▶ Work to be completed: Whenever a line in the entries includes the word "JSON", copy that line out.

▶ Excerpted data:
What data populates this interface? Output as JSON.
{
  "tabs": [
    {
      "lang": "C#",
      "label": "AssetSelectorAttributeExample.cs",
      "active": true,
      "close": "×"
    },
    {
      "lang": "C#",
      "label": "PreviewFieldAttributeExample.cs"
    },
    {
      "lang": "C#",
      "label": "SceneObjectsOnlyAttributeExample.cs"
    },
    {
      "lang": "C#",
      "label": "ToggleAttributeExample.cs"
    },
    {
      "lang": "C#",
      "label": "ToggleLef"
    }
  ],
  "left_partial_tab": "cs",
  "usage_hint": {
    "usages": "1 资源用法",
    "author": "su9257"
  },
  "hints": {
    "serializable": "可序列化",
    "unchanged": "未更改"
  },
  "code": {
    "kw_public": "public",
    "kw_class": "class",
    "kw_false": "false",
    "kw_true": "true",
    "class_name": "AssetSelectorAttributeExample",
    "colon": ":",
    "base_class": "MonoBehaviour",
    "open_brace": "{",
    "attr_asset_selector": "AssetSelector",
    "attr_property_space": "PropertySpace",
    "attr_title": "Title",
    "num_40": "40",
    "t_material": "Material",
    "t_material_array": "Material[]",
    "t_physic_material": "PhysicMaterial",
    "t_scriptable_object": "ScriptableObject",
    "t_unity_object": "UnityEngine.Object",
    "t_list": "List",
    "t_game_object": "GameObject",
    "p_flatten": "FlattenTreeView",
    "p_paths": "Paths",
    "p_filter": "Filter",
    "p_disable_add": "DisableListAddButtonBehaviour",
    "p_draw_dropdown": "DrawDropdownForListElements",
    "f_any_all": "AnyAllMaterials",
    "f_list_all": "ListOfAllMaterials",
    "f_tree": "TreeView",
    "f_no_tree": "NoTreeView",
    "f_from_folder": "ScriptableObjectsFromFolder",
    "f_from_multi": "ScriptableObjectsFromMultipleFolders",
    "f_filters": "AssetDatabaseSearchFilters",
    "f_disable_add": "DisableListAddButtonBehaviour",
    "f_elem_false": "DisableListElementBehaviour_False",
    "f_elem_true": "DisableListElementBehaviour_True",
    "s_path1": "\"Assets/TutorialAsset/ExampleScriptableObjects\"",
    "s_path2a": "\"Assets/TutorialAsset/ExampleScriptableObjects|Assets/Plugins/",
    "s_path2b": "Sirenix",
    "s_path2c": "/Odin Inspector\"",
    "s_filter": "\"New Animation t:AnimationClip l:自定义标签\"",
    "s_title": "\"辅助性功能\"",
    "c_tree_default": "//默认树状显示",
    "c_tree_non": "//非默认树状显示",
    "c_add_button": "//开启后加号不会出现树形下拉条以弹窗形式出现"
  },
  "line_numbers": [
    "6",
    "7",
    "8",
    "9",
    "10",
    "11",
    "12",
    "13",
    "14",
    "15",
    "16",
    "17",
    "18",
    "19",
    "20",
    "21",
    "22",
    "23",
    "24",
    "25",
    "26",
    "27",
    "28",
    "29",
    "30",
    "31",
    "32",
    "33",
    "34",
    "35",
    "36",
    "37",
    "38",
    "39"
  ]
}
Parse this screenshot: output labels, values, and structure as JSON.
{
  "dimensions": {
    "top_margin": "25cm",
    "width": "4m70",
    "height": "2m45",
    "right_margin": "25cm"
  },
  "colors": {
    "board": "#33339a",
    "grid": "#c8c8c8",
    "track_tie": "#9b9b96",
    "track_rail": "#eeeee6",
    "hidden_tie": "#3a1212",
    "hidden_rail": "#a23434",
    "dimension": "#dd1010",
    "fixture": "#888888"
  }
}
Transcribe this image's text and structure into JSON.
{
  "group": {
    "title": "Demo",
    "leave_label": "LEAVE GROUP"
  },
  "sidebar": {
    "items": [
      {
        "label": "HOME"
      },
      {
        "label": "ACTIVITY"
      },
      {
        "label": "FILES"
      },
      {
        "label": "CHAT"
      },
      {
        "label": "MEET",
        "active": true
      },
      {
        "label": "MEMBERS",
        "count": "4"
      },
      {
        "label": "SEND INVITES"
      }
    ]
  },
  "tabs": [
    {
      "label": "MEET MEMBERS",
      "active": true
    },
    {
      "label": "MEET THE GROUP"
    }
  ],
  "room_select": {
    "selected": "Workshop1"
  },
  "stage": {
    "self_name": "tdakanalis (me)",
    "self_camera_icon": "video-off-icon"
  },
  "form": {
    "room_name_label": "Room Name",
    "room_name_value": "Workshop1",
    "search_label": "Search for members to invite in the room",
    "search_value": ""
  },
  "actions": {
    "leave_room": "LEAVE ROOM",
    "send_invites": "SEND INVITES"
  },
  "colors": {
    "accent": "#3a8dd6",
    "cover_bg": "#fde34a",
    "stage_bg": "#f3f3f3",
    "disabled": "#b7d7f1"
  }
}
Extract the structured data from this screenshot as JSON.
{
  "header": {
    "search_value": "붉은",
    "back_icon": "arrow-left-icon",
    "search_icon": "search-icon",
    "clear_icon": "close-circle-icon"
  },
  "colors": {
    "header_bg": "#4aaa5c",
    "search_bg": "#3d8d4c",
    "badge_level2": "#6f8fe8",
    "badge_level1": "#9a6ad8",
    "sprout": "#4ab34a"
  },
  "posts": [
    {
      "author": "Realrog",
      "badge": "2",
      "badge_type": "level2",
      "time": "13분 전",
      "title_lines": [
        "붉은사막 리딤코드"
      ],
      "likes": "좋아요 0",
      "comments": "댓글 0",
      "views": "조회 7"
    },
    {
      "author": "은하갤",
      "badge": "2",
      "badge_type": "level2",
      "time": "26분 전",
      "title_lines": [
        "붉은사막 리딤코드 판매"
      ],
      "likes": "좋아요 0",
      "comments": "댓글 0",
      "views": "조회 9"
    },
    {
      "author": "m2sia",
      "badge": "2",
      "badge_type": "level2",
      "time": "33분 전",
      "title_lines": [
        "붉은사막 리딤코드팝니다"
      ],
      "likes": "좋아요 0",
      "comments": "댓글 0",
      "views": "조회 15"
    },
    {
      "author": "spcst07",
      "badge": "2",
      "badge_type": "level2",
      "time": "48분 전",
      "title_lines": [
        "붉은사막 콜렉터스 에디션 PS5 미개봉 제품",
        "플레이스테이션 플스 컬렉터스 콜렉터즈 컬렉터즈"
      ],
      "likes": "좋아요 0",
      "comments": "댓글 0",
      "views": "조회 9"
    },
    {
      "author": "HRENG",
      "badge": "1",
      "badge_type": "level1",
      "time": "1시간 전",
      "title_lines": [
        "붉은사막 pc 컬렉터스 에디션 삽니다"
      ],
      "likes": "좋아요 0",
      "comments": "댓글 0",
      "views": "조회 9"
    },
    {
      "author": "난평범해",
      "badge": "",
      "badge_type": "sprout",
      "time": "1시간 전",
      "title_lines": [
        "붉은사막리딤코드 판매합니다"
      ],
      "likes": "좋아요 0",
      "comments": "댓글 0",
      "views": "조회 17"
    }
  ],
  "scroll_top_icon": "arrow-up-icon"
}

▶ Result of this exercise:
What data populates this interface? Output as JSON.
Parse this screenshot: output labels, values, and structure as JSON.
Transcribe this image's text and structure into JSON.
Extract the structured data from this screenshot as JSON.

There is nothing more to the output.